Neil Campbell, UCBLA’s artistic director, praises the improv school’s teachings—not only as an administrator but also as a graduate of the system. “[The school] gives you a shared vocabulary, training and approach to all types of shows,” says Campbell proudly. “That shared approach is UCB. [The classes] can make you funnier or take what’s funny about you and show it off!”
Highlighting the talent of pupils has given the UCB notable alumni, but what happens when these performers hit the big-time? Besser ensures that once you join, you can never escape the Brigade.
“Well, they don’t really go,” he says with a smirk. “They have so much fun because this isn’t a job, this is just a place to have fun and do your craft. Even if you are in movies, or on a sitcom, you always come back because you need the feeling of a live audience.”

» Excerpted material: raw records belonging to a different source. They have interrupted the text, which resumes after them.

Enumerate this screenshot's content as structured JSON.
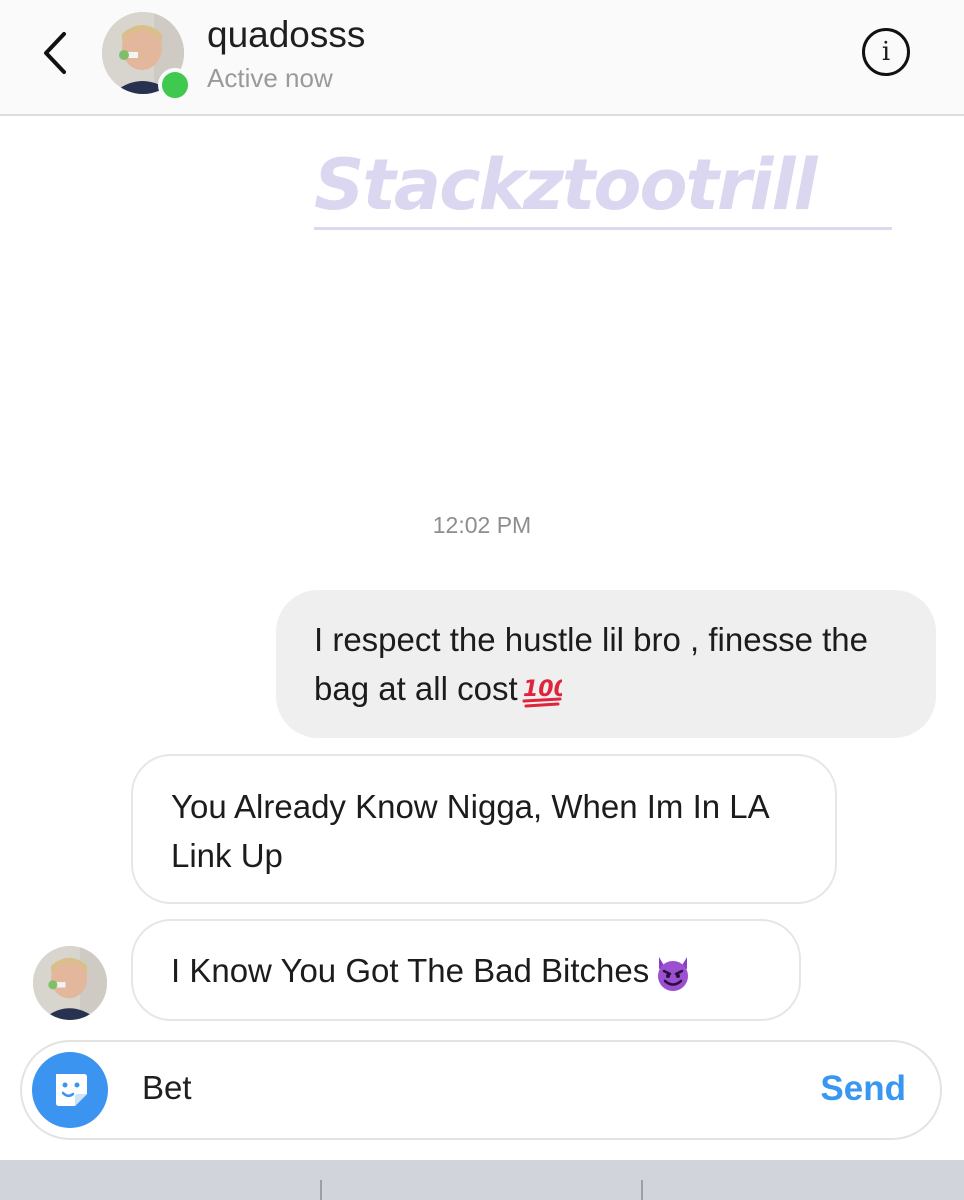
{
  "header": {
    "username": "quadosss",
    "status": "Active now",
    "back_icon": "chevron-left-icon",
    "info_icon": "info-icon",
    "info_glyph": "i"
  },
  "watermark": {
    "text": "Stackztootrill"
  },
  "thread": {
    "timestamp": "12:02 PM",
    "messages": [
      {
        "direction": "sent",
        "text": "I respect the hustle lil bro , finesse the bag at all cost",
        "emoji": "hundred-points-icon"
      },
      {
        "direction": "received",
        "text": "You Already Know Nigga, When Im In LA Link Up"
      },
      {
        "direction": "received",
        "text": "I Know You Got The Bad Bitches",
        "emoji": "smiling-devil-icon"
      }
    ]
  },
  "composer": {
    "value": "Bet",
    "send_label": "Send",
    "sticker_icon": "sticker-icon"
  },
  "colors": {
    "accent": "#3897f0",
    "online": "#3fc94e",
    "sent_bubble": "#efefef",
    "watermark": "#dcd7f0"
  }
}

With the theater providing the perfect rush, there is never a shortage of takers looking for a fix. The latest is an incredibly tall and abnormally sweaty comedian named Nick Thune. While getting his start in the solitary world of stand-up, Thune couldn’t resist the UCB. “I really love what happens at UCB and I wanted to have my own show… I literally just called them up and asked.”

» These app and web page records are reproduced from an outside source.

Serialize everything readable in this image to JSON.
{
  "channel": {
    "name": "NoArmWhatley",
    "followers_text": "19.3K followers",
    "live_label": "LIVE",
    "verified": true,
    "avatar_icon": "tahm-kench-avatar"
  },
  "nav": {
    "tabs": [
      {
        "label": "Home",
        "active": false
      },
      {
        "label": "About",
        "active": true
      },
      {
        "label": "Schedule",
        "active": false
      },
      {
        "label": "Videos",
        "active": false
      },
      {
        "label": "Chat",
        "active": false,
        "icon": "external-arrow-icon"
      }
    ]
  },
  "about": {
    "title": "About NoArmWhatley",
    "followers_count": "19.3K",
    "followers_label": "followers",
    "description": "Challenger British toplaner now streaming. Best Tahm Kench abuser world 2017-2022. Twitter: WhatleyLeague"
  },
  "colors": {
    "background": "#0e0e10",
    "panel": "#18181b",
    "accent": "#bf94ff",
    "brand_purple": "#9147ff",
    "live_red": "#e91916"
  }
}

Nick’s BIG Talk Show, Thune’s monthly UCB offering, showcases the theater’s commitment to innovative comedy. “I love The Larry Sanders Show and Fernwood 2 Night; I started thinking, I’d love to have a fake talk show live. I bet UCB thought I was going to do stand-up instead,” laughs Thune to himself as he double-fists a beer and tea in the UCB hallway. “I think that [the show] has made me a better actor.” It’s hard to imagine the UCB not rubbing off on Thune when he’s surrounded by world-class comedians like Bob Odenkirk (Mr. Show, Breaking Bad), who was a BIG Talk Show guest earlier this month. “I’ve met more of my idols here than anywhere else,” Thune says, in reverence. “UCB creates this sense of community, because we are all in this business together.”
A Supportive Community
“A big part of improv is making each other look good,” says Campbell, when asked about camaraderie. “People are supportive and laugh at each other. I think that all comes back to having to work together onstage. If you can’t do that in real life, you probably can’t do it onstage.”
The endless support of the UCB community is what keeps the theater expanding, at least in LA. “A space for our school is definitely going to happen,” says Besser, addressing new ambitions. “A second theater in LA would be nice, too.” Campbell confirms this goal: “We want to become more of a production entity as well; where it’s just as easy to make a video here as it is to put on a show here.”
The growth into multimedia production only reiterates how much the UCB wants to dominate through innovation and passion. Besser, for one, is still coming to grips with its popularity.
“For better or worse, when I go up on stage, part of my intro is ‘co-founder of UCB.’ When I was a kid, I never dreamed of being a ‘founder.’ It’s a little weird. I’d rather be known as a comedian, but that is my lot.”
While the UCB has moved well past anything that the original foursome could have imagined, it still thrives on that tried-and-true, rebellious desire to perform. And while we might not be able to fully understand all of its inner workings, we’ll always enjoy the show. F
Photo of Upright Citizens Brigade by Liezl Estipona: (L-R) Amy Poehler, Matt Walsh, Ian Roberts, Matt Besser
Photo by Hawkey Photos: (L-R) Chad Carter, Owen Burke, Rob Riggle, Paul Scheer (at computer) in "Facebook"